“Without this stay, Austin business owners would be forced to incur significant costs implementing the requirements of the ordinance while its legality was in serious doubt,” said Robert Henneke, general counsel and litigation director for TPPF’s Center for the American Future. Texas Attorney General Ken Paxton, who has lent support to the lawsuit, also praised the news, saying the issue of minimum wage is “entrusted by the Texas Constitution solely to the Texas Legislature.”
Austin’s ordinance, which the city council passed in a 9–2 vote in February, has also faced opposition from Republicans in the state legislature, who promised at the time to pass legislation at the state level that would preempt it. Other states with conservative legislatures have taken similar measures to stop local governments from enacting liberal labor laws in the past year. Indiana banned cities from implementing “ban-the-box” laws, Missouri passed a preemption law to prevent cities like St. Louis from legislating higher minimum wages, and a Florida court found that a minimum wage increase in Miami Beach was preempted by state law.

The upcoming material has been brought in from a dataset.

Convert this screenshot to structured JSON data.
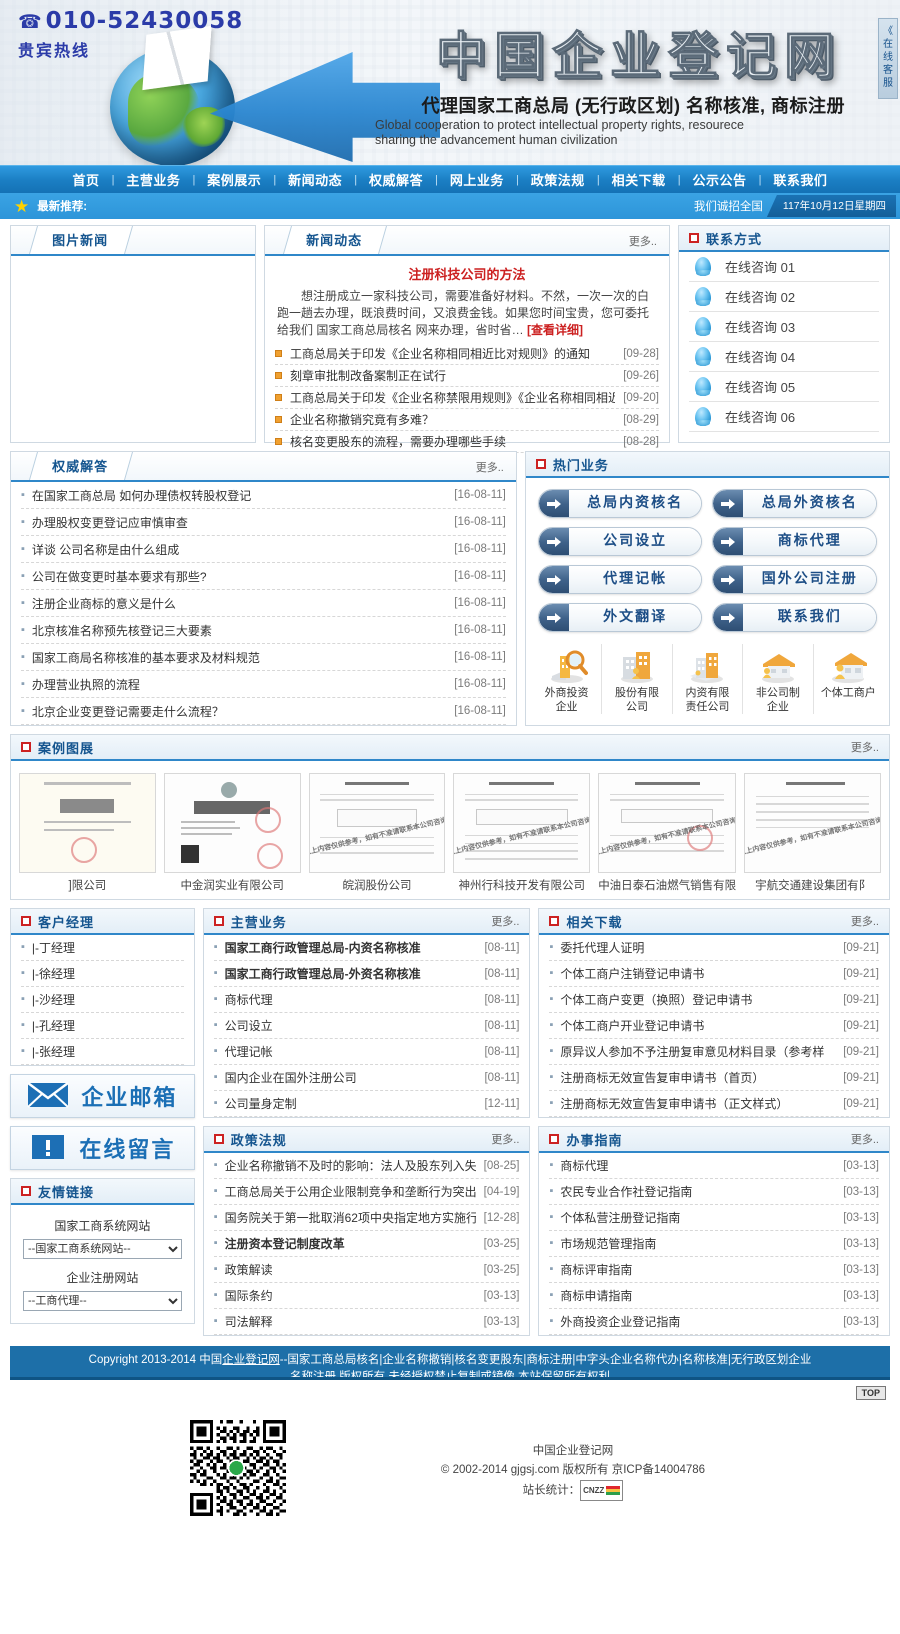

The ruling came just one day after San Antonio passed an ordinance identical to Austin’s, even as some members of its city council predicted that the state would preempt it either legislatively or in the Texas Supreme Court. Members of the Dallas City Council have also reportedly considered a similar ordinance. Those proposals have also drawn fire from state legislators and business groups; if the lawsuit challenging Austin’s ordinance is successful, that would likely scuttle these cities’ plans as well.
Nonetheless, mandatory paid sick leave is becoming gradually more common across the United States, where 30 cities, two counties, and nine states have enacted laws requiring employers to provide this benefit. Proponents of these laws are banking on their political popularity to overcome challenges from businesses and conservative lawmakers, but they also argue that their opponents’ fears of unaffordable costs to employers are overblown. An analysis from the Institute for Women’s Policy Research projected that Austin’s mandate would end up saving local employers around $4.5 million.
Studies of sick leave mandates in other states and cities have found that they had negligible negative impacts on businesses and don’t increase unemployment as critics claim. Large companies, like Starbucks earlier this year, have also been adding or expanding sick leave policies voluntarily, whether to get ahead of potential changes in the law, in response to public or shareholder pressure, or to burnish their employer brands.